It is just that combination of qualities – cohesively evolving repetitions and the sense of tragic drama – which Beethoven’s early minor-key works value and develop. A good illustration is provided by one of his six early-period opus 18 quartets. My father and his friends often performed these works during their quartet evenings at our house during the Fifties, and the fourth quartet in C-minor reveals and transforms the influence of Mozart’s music and particularly the great 24th concerto.

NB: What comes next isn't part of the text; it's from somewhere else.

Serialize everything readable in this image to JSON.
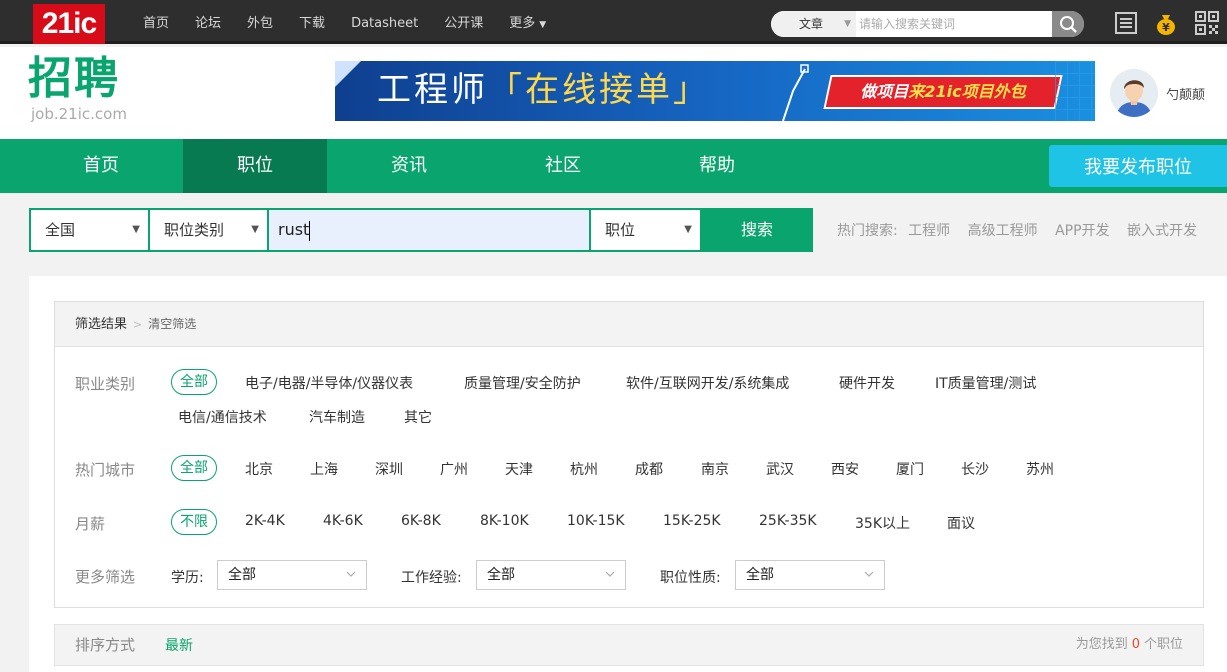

Opus 18 no. 4 starts with a characteristic theme, a surging opening comprised again of an upward moving melody and a descent in pitch accompanied by a repeated punctuating motif (these features echo the features of Mozart’s concerto). Beethoven’s repeated “punctuation” is a frequently voiced octave leap upward, as the opening exposition of the main theme closes in through brusque chords and more of those punctuating octave leaps toward harmonic resolution.

Though this movement is more somber than Mozart’s opening C-minor concerto movement, it’s clear that many of the effects I tried to describe in the latter are the basis of further experimental development in Beethoven’s C-minor quartet movement. Of course, Beethoven adds his unique aesthetic characteristic of creating music which is continually “working out” its motifs, testing new combinations of them, and inviting the players to feel as if they were participating in his building of the musical edifice, in his constructing this creative flux in time.

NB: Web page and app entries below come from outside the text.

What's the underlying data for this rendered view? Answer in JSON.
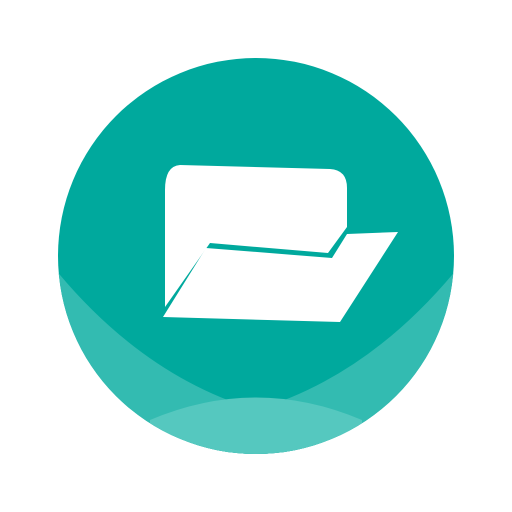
{
  "icon": {
    "name": "folder-icon",
    "colors": {
      "background": "#ffffff",
      "circle": "#00a99d",
      "wave_light": "#33bbb1",
      "wave_lighter": "#55c8bf",
      "folder": "#ffffff"
    }
  }
}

In my next post, I’ll turn to a recording of Beethoven’s middle-period Violin Concerto, which the family owned and heard in the early Fifties.

Sunday, June 3, 2012

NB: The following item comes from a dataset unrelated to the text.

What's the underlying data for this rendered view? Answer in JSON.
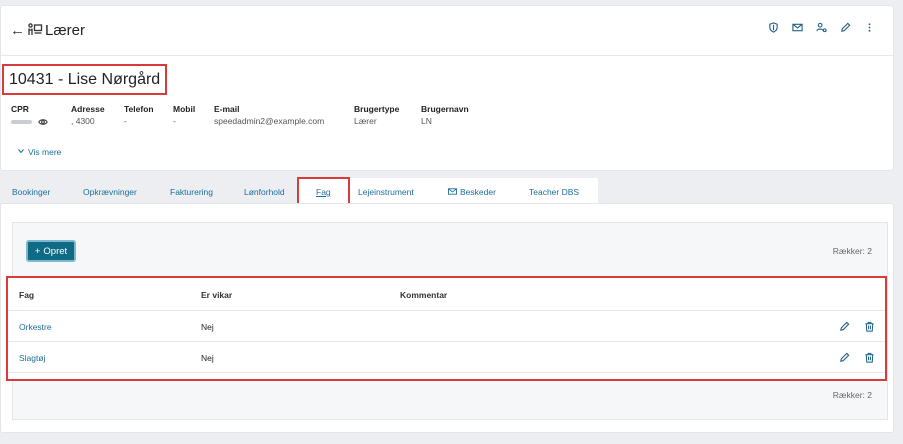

Beethoven xviii: more evidence of an obsession with the composer

A dream from the sixties: a drunken meal around a table, with plentiful wine and many plates of savory food. Lucia Joyce, James Joyce's daughter, sits next to me, whispering; in the 1930s the troubled girl had fallen in love, unbidden, with Joyce’s friend Samuel Beckett, who is somewhere there roving about the room of my dream. Friends sit across from me, and at the end of the table is my great late teacher Thomas Flanagan, telling a story – sharp-edged, wry and witty.

At the head of the table sits Joyce himself, pivoting in his chair towards a piano conveniently placed by him, and he is playing away right through all the talk and clatter, the vodka toasts, Flanagan’s story and the laughter of its reception. Joyce plays no opera or Irish song: he is playing Beethoven’s Hammerklavier sonata.

Suddenly Lucia turns to me, puts her hand on my knee, and whispers – almost mouthing the words: “Do you love me?” I soon awoke into my 1965 life, but not before I felt the full force of her searching glance, her yearning words, and her delusion.

The dream has continued to reverberate in my imagination for almost a half century. In 1970, I wrote a story about a piano virtuoso, and the story continued to grow until 1990 when it became my novel Hungry Generations. The painting on its cover (based on Matisse’s “The Music Lesson”) shows the virtuoso playing the piano with his family sitting about and his new friend, a young composer, standing and listening. Beethoven is everywhere present – his picture on the wall, a volume of the sonatas on the piano lid, and the filigreed opening notes of his Hammerklavier atop the picture.

There exists a wonderful photograph of Joyce playing the piano with his son Giorgio listening as he leans over the closed lid. There is a painting on the cover of my study of music and modern fiction, Fullness of Dissonance (which was written in the eighties and published in 1994), and it is based on the photograph. The painting shows Joyce at the piano with not Giorgio, but Mann, Proust, and Schoenberg standing by the closed lid, listening.

The obsession – with a life of its own – does not stop. This is my seventeenth post about Beethoven, and of course several concern the Hammerklavier.

[Both of these cover paintings – visible in the right column of this blog – are by Jeanette Arax Melnick, my wife.]

I’d thought of writing about Tia DeNora’s 1995 study of how Beethoven’s aristocratic Viennese patrons early on helped to support and, in important ways, to shape the growth of Beethoven’s genius – its title is “Beethoven and the Construction of Genius.” But somehow I’d like to use more of these posts to explore why I love Beethoven – and so: my dream from the 1960s.